  31. ^ "San Jose Museum of Art: Collection – Artists – Ruth Bernhard". San Jose Museum of Art. Archived from the original on March 5, 2020. Retrieved March 5, 2020.
  32. ^ "Artist:%22Ruth%20Bernhard%22 | Minneapolis Institute of Art".
  33. ^ "Ruth Bernhard". International Photography Hall of Fame. Retrieved February 20, 2020.

General references[edit]

  • Ruth Bernhard Minnesota Public Radio (audio)
  • Samples of Bernhard's works
  • Lavender, Lisa Ann. "Ruth Bernhard." In The Oxford Companion to the Photograph, ed. Robin Lenman. Oxford: Oxford University Press, 2005. ISBN 0-19-866271-8
  • Rosenblum, Naomi. A History of Women Photographers. New York: Abbeville, 1994. ISBN 1-55859-761-1
  • Bernhard, Ruth, and Margaretta K. Mitchell. Ruth Bernhard: Between Art and Life. San Francisco: Chronicle, 2000. ISBN 0-8118-2191-9
  • Corinne, Tee A. "Ruth Bernhard." In An Encyclopedia of Gay, Lesbian, Bisexual, Transgender, and Queer Culture. 2002.
  • "Ruth Bernhard" at Women in Photography: an unsigned article, with photographs by Bernhard
  • Ruth Bernhard, Joe Folberg of meeting Bernhard

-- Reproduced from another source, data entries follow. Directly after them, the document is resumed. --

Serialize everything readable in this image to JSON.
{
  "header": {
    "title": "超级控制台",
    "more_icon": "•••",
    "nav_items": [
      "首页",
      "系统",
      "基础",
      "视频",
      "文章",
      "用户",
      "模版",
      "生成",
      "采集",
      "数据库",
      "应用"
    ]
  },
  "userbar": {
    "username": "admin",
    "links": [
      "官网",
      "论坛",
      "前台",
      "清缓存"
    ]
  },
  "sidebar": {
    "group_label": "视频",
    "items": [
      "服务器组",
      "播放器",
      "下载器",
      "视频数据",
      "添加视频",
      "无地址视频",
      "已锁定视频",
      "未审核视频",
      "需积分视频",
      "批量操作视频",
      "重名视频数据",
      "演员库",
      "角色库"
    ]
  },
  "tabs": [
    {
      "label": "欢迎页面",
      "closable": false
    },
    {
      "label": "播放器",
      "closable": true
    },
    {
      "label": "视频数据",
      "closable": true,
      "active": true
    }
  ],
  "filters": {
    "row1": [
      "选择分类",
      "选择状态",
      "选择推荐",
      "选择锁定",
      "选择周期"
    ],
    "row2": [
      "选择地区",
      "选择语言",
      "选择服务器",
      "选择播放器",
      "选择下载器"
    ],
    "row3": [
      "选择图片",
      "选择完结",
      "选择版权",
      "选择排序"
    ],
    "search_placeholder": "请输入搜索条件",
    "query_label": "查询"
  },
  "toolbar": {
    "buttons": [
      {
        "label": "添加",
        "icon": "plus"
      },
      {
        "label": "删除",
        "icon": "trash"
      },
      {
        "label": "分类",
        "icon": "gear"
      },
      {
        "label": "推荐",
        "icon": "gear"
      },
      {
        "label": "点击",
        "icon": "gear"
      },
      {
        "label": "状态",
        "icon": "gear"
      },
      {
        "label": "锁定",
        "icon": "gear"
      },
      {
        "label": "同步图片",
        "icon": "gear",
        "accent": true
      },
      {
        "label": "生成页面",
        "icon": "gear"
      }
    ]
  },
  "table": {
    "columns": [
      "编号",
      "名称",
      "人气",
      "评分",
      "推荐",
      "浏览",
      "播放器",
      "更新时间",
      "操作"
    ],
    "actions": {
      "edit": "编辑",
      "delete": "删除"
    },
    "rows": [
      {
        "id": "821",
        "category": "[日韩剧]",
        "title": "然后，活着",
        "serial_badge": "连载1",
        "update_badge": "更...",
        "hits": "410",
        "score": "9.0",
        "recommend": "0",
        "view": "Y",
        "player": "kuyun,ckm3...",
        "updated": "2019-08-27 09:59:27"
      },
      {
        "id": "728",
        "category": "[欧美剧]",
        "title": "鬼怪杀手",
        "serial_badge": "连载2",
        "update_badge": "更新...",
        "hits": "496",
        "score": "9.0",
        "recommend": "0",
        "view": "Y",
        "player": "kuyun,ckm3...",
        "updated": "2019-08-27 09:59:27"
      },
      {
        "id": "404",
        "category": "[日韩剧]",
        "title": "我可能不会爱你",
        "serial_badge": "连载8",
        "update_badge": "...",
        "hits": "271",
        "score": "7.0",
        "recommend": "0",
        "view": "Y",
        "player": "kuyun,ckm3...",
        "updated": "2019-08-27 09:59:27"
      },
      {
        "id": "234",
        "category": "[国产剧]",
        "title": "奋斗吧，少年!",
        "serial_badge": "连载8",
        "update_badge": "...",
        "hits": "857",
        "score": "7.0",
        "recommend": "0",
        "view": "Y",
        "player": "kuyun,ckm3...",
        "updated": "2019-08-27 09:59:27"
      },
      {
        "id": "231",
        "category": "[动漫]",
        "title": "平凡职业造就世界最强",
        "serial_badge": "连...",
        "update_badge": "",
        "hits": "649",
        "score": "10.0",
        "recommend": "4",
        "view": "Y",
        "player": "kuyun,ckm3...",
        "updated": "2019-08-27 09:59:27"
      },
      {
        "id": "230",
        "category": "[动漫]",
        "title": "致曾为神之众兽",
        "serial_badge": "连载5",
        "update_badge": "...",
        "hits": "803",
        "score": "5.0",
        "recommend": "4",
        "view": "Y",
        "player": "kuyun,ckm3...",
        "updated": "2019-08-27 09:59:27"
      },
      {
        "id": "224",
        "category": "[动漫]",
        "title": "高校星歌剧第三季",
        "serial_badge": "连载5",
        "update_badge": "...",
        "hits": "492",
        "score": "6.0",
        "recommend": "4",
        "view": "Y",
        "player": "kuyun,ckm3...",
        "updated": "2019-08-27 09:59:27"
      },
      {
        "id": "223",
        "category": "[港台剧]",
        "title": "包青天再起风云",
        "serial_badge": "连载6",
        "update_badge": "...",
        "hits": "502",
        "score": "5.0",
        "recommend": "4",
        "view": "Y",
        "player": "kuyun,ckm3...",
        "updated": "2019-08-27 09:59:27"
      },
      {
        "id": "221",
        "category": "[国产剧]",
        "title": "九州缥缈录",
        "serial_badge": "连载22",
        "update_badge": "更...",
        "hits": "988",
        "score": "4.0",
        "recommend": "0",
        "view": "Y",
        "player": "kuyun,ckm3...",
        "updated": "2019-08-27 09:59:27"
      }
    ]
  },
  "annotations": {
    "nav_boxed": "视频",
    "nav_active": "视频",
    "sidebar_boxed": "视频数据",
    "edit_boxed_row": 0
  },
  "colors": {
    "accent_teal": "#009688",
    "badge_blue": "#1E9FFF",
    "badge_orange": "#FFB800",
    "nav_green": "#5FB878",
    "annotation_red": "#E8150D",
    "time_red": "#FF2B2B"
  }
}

  • Primary documents regarding her life and career are housed at Princeton University's Special Collections. An inventory of their holding can be found in this finding aid.